On August 16, 1960, Air Force test pilot Joe Kittinger took his final high-altitude balloon flight to test a new parachute system. He stepped out of the balloon gondola at an altitude of 102,800 feet (19.5 miles), above 99.2 percent of the Earth's atmosphere. He landed safely 13 minutes, 45 seconds later. This excerpt is from Kittinger's book Come Up and Get Me.

The third Excelsior flight was planned for the summer of 1960. At that time of year, the winds would be blowing east to west rather than west to east, so we selected a spot outside the little ranch town of Tularosa [New Mexico], due north of Alamogordo, as our launch site. The balloon would drift out over the White Sands Proving Grounds and give us a nice fat landing target. ...

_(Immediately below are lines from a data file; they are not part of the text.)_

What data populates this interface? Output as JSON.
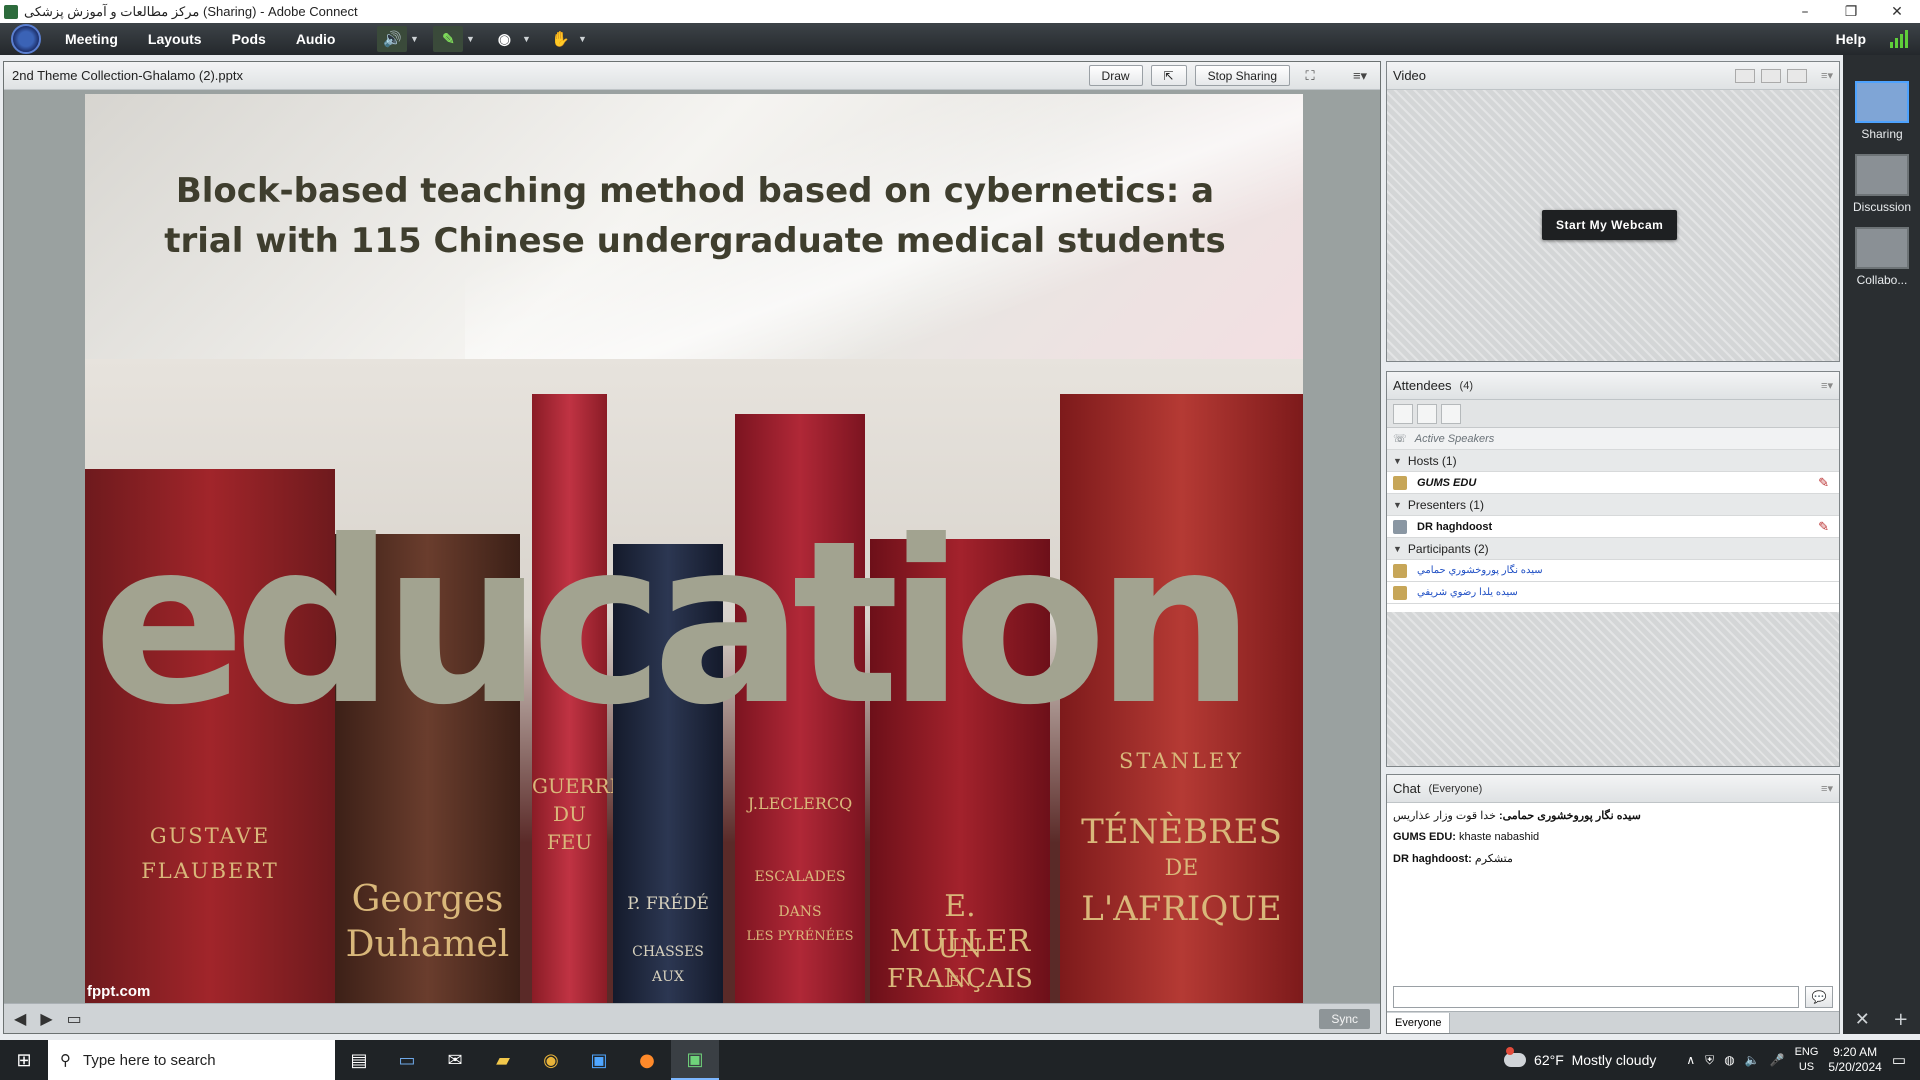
{
  "window": {
    "title": "مرکز مطالعات و آموزش پزشکی (Sharing) - Adobe Connect",
    "controls": [
      "–",
      "❐",
      "✕"
    ]
  },
  "menubar": {
    "items": [
      "Meeting",
      "Layouts",
      "Pods",
      "Audio"
    ],
    "help": "Help",
    "icons": [
      "speaker-icon",
      "microphone-icon",
      "webcam-icon",
      "raise-hand-icon"
    ]
  },
  "share_pod": {
    "file_name": "2nd Theme Collection-Ghalamo (2).pptx",
    "draw_label": "Draw",
    "stop_sharing_label": "Stop Sharing",
    "sync_label": "Sync"
  },
  "slide": {
    "title": "Block-based teaching method based on cybernetics: a trial with 115 Chinese undergraduate medical students",
    "big_word": "education",
    "watermark": "fppt.com",
    "book_spines": [
      {
        "lines": [
          "GUSTAVE",
          "FLAUBERT"
        ]
      },
      {
        "lines": [
          "Georges",
          "Duhamel"
        ]
      },
      {
        "lines": [
          "GUERRE",
          "DU",
          "FEU"
        ]
      },
      {
        "lines": [
          "P. FRÉDÉ",
          "CHASSES",
          "AUX"
        ]
      },
      {
        "lines": [
          "J.LECLERCQ",
          "ESCALADES",
          "DANS",
          "LES PYRÉNÉES"
        ]
      },
      {
        "lines": [
          "E. MULLER",
          "UN FRANÇAIS",
          "EN"
        ]
      },
      {
        "lines": [
          "STANLEY",
          "TÉNÈBRES",
          "DE",
          "L'AFRIQUE"
        ]
      }
    ]
  },
  "video_pod": {
    "title": "Video",
    "webcam_button": "Start My Webcam"
  },
  "attendees_pod": {
    "title": "Attendees",
    "count": "(4)",
    "active_speakers": "Active Speakers",
    "hosts_label": "Hosts (1)",
    "hosts": [
      "GUMS EDU"
    ],
    "presenters_label": "Presenters (1)",
    "presenters": [
      "DR haghdoost"
    ],
    "participants_label": "Participants (2)",
    "participants": [
      "سیده نگار پوروخشوري حمامي",
      "سيده يلدا رضوي شريفي"
    ]
  },
  "chat_pod": {
    "title": "Chat",
    "scope": "(Everyone)",
    "messages": [
      {
        "sender": "سیده نگار پوروخشوری حمامی:",
        "text": "خدا قوت وزار عذاریس"
      },
      {
        "sender": "GUMS EDU:",
        "text": "khaste nabashid"
      },
      {
        "sender": "DR haghdoost:",
        "text": "متشکرم"
      }
    ],
    "input_placeholder": "",
    "tab_everyone": "Everyone"
  },
  "layouts_bar": {
    "items": [
      "Sharing",
      "Discussion",
      "Collabo..."
    ]
  },
  "taskbar": {
    "search_placeholder": "Type here to search",
    "weather_temp": "62°F",
    "weather_text": "Mostly cloudy",
    "lang_top": "ENG",
    "lang_bottom": "US",
    "time": "9:20 AM",
    "date": "5/20/2024"
  }
}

Not only did Excelsior III set the mark for the highest manned balloon flight, but nobody had ever been outside of a pressurized cabin at anything approaching 100,000 feet. We'd shown NASA that a space walk was possible. We'd demonstrated to all our military aircrews that the MC-3 partial-pressure suit was effective in conditions beyond anything most of them would ever experience. My top speed in free fall was measured at 614 miles per hour, on the verge of Mach 1. And we'd done it all for a fraction of what rocket travel was going to cost the nation in the future.

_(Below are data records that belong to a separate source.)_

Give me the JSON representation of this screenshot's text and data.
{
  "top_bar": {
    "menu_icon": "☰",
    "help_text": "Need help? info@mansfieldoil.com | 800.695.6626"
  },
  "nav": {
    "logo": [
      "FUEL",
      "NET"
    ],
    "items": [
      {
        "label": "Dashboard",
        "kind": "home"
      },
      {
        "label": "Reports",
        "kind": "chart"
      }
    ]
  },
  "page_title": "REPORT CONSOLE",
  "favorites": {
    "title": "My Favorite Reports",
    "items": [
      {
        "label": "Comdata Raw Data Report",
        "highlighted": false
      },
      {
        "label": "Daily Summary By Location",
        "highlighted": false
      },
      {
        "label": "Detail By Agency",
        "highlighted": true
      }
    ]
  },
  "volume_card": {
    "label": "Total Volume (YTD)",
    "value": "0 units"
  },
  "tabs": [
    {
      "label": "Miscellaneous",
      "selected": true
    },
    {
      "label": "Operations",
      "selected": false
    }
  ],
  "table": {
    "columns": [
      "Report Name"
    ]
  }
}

See previously featured quotes on the following pages:
Voices Archives for the current year
2019 Voices Archives
2018 Voices Archives
[Voices Archives from 2017 were lost in a computer crash]
2016 Voices Archives
2015 Voices Archives
2014 Voices Archives
2013 Voices Archives
2012 Voices Archives
2011 Voices Archives


Photo Credits
Robert Goddard towing one of his rockets to the launch site near Roswell about 1931, courtesy of NASA.

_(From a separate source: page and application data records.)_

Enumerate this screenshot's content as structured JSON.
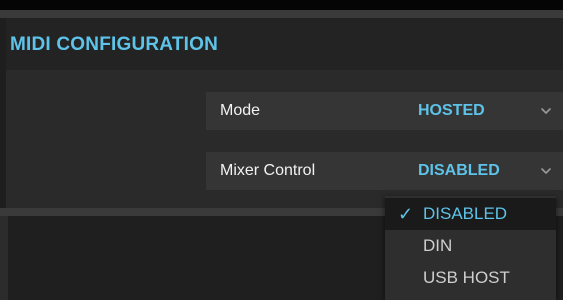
{
  "section": {
    "title": "MIDI CONFIGURATION"
  },
  "settings": [
    {
      "label": "Mode",
      "value": "HOSTED",
      "chevron_icon": "chevron-down-icon"
    },
    {
      "label": "Mixer Control",
      "value": "DISABLED",
      "chevron_icon": "chevron-down-icon"
    }
  ],
  "dropdown": {
    "check_mark": "✓",
    "options": [
      {
        "label": "DISABLED",
        "selected": true
      },
      {
        "label": "DIN",
        "selected": false
      },
      {
        "label": "USB HOST",
        "selected": false
      }
    ]
  },
  "colors": {
    "accent": "#5ec3e8",
    "background": "#242424",
    "row_background": "#353535",
    "text": "#f2f2f2"
  }
}
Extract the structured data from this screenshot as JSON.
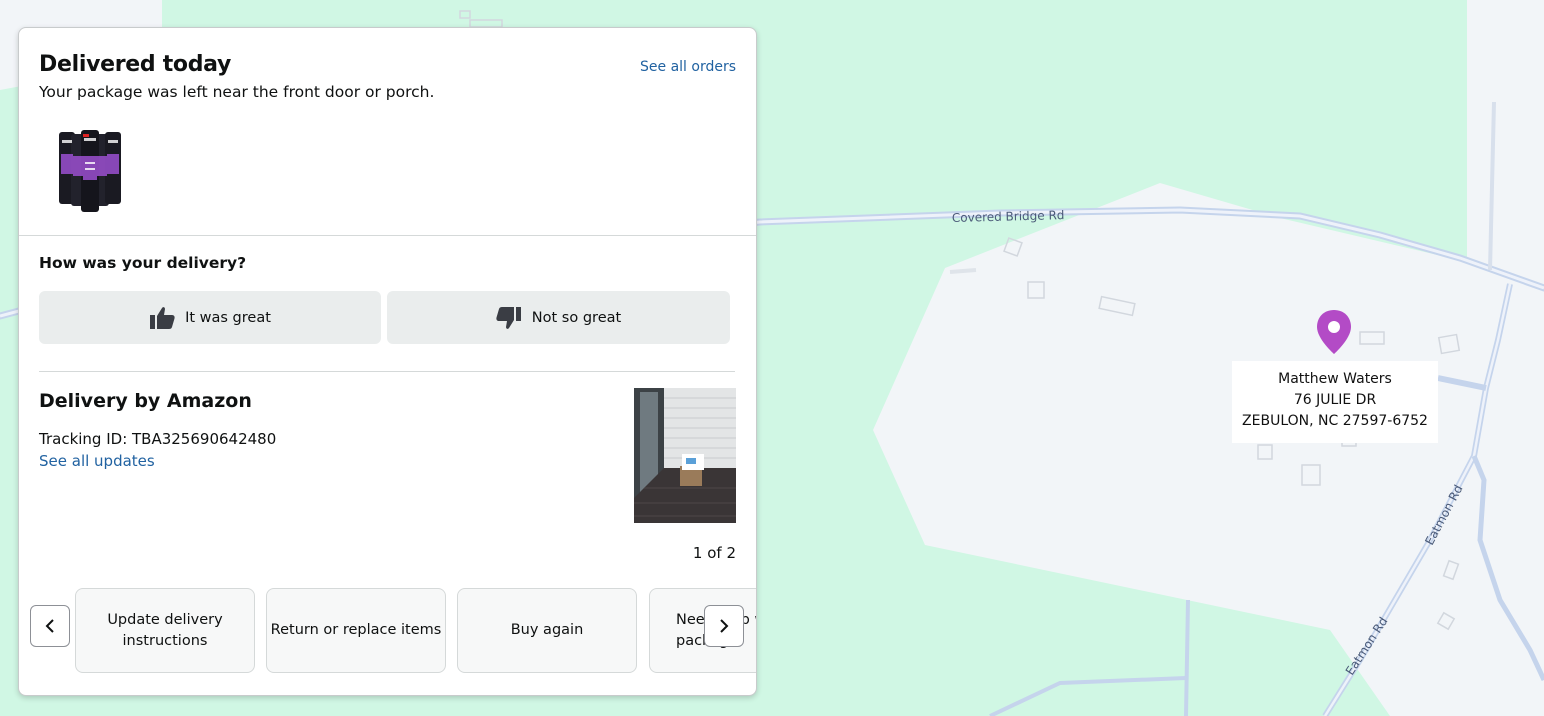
{
  "map": {
    "roads": [
      "Covered Bridge Rd",
      "Eatmon Rd",
      "Eatmon Rd"
    ],
    "colors": {
      "land": "#d0f7e4",
      "parcel": "#f2f5f8",
      "road": "#c5d4ec"
    }
  },
  "address": {
    "name": "Matthew Waters",
    "street": "76 JULIE DR",
    "city": "ZEBULON, NC 27597-6752",
    "pin_color": "#b34bc6"
  },
  "status": {
    "title": "Delivered today",
    "subtitle": "Your package was left near the front door or porch.",
    "see_all_orders": "See all orders"
  },
  "product": {
    "image_icon": "spray-cans-product"
  },
  "feedback": {
    "question": "How was your delivery?",
    "positive": "It was great",
    "negative": "Not so great"
  },
  "delivery": {
    "carrier": "Delivery by Amazon",
    "tracking": "Tracking ID: TBA325690642480",
    "see_updates": "See all updates",
    "photo_pager": "1 of 2"
  },
  "actions": {
    "items": [
      {
        "label_line1": "Update delivery",
        "label_line2": "instructions"
      },
      {
        "label": "Return or replace items"
      },
      {
        "label": "Buy again"
      },
      {
        "label_line1": "Need help with",
        "label_line2": "package?"
      }
    ],
    "prev_icon": "chevron-left-icon",
    "next_icon": "chevron-right-icon"
  }
}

WhiteKnightTwo carrying SpaceShipTwo at Spaceport America runway dedication flyover, photo by Loretta Hall.


Unless otherwise credited, all material on this site is © Loretta Hall 2010-2020.

Voices from New Mexico's Space History
Different quotations from New Mexico space pioneers appear on this page monthly. This is the October 2020 installment.